We finally escaped Green Turtle Bay and after 8 days, it was agreed: time to move on.  We enjoyed our time there and took in a number of local activities.  One was the local play house, Badgett Playhouse, which was playing   “The Sounds of Memphis – the rhythm, the blues, the king.”   We enjoyed the musical very much and has been held over for a number of weeks.   They played tributes to Johnny Cash, Otis Redding, Elvis, and many, many more.  The players and audience really get into their music–talk about enthusiastic, get-down, and get excited. What a lively bunch! Teresa decided she lives in the wrong part of the country—this is her type of music. Says she could live on a steady diet of the music and good ole Southern cooking! Especially touching, was their ending tribute to veterans and those serving in service for our country.

We toured town on a golf cart.   Visited the “Pink Tractor”–a ladies clothing store and Teresa just had to climb aboard the pink tractor out front.   Visiting the local bait shop was an experience which included, pet lizards, huge frogs, and lots of unique stuff.  The area outside around Patti’s 1800’s Settlement had many old buildings, shops, and unique bird houses.

On Sunday, we went to a local Missionary Baptist Church. The congregation was very friendly, and the pastor started out by saying   ”Good mornin’ and how are y’all today?”  Singing from an actual hymnal felts like we went back in time a number of years.  Our home church mainly sings praise songs, choruses or has the words for the hymns on the screen.   Teresa gave the pastor a copy of her book “Life is: Good, Fragile, Precious—Loving yourself so you can love others” for the church library, and he was excited to read it.

Once out of Green Turtle Bay, we traveled through the channel, from Lake Barkley to Kentucky Lake.  The two “lakes” which are really dammed up rivers (the Cumberland and the Tennessee) surround the area called “Land Between The Lakes,”   which is a National Recreation Area.   All along the “Land Between The Lakes” are a number of small bays and inlets that make good anchorages.   We traveled to Pisgah Bay and plan to spend a couple nights anchored here. When we leave, we will keep moving south from one anchorage area to another.
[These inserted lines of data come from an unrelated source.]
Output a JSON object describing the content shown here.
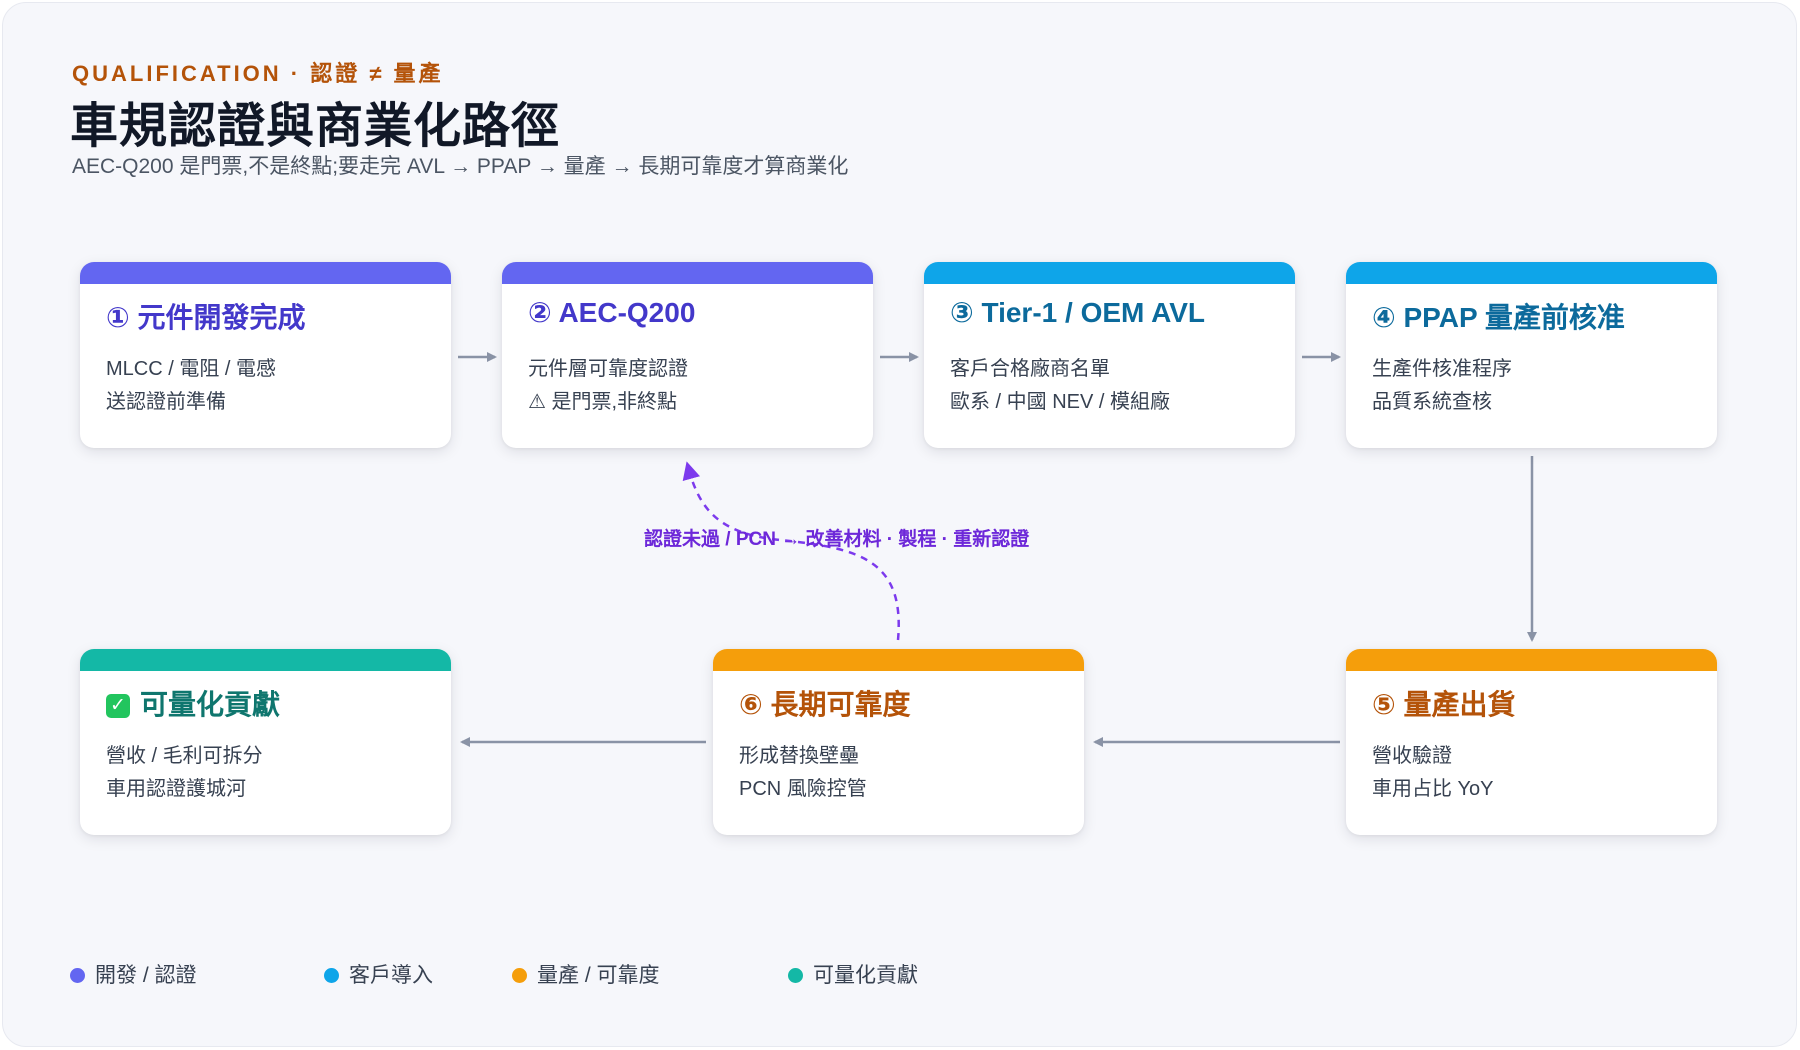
{
  "header": {
    "eyebrow": "QUALIFICATION · 認證 ≠ 量產",
    "title": "車規認證與商業化路徑",
    "subtitle": "AEC-Q200 是門票,不是終點;要走完 AVL → PPAP → 量產 → 長期可靠度才算商業化"
  },
  "colors": {
    "dev": "#6366f1",
    "customer": "#0ea5e9",
    "production": "#f59e0b",
    "contribution": "#14b8a6",
    "arrow": "#8a93a6",
    "loop": "#7c3aed"
  },
  "steps": [
    {
      "title": "① 元件開發完成",
      "line1": "MLCC / 電阻 / 電感",
      "line2": "送認證前準備",
      "category": "dev",
      "title_color": "#4338ca"
    },
    {
      "title": "② AEC-Q200",
      "line1": "元件層可靠度認證",
      "line2": "⚠ 是門票,非終點",
      "category": "dev",
      "title_color": "#4338ca"
    },
    {
      "title": "③ Tier-1 / OEM AVL",
      "line1": "客戶合格廠商名單",
      "line2": "歐系 / 中國 NEV / 模組廠",
      "category": "customer",
      "title_color": "#0c6a9c"
    },
    {
      "title": "④ PPAP 量產前核准",
      "line1": "生產件核准程序",
      "line2": "品質系統查核",
      "category": "customer",
      "title_color": "#0c6a9c"
    },
    {
      "title": "⑤ 量產出貨",
      "line1": "營收驗證",
      "line2": "車用占比 YoY",
      "category": "production",
      "title_color": "#b45309"
    },
    {
      "title": "⑥ 長期可靠度",
      "line1": "形成替換壁壘",
      "line2": "PCN 風險控管",
      "category": "production",
      "title_color": "#b45309"
    },
    {
      "title": "可量化貢獻",
      "line1": "營收 / 毛利可拆分",
      "line2": "車用認證護城河",
      "category": "contribution",
      "title_color": "#0f766e",
      "icon": "check-icon"
    }
  ],
  "loop": {
    "label": "認證未過 / PCN → 改善材料 · 製程 · 重新認證"
  },
  "legend": [
    {
      "label": "開發 / 認證",
      "color": "#6366f1"
    },
    {
      "label": "客戶導入",
      "color": "#0ea5e9"
    },
    {
      "label": "量產 / 可靠度",
      "color": "#f59e0b"
    },
    {
      "label": "可量化貢獻",
      "color": "#14b8a6"
    }
  ]
}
The anchorage is very quiet and secluded.  There is a camp ground at either end of the bay.   Teresa and I tried our hand at fishing and caught some striped bass. Even though they weren’t terribly big, they were fighters! Once the clouds cleared last night, it was great to see all the stars.  They are much more vivid away from all the lights of a city area.




Bird Houses at Patti’s 1800’s Settlement


Bird Houses at Patti’s 1800’s Settlement



Steve and Teresa at GTB


The Sounds Of Memphis Musical at Badgett Playhouse


Sights around Grand Rivers




Leaving GTB



Leaving GTB


Rocky Shore of Pisgah Bay


The Quarry in Pisgah Bay







Starry Night in Pisgah Bay


Fishing in Pisgah Bay



Sanctuary in Pisgah Bay on Kentucky Lake part of the Land Between the Lakes National Recreation Area


Sanctuary in Pisgah Bay on Kentucky Lake part of the Land Between the Lakes National Recreation Area


We plan to stay here another night and then move south to another bay and spend a night or two there and then repeat.  There are many bays to check out on the Lake.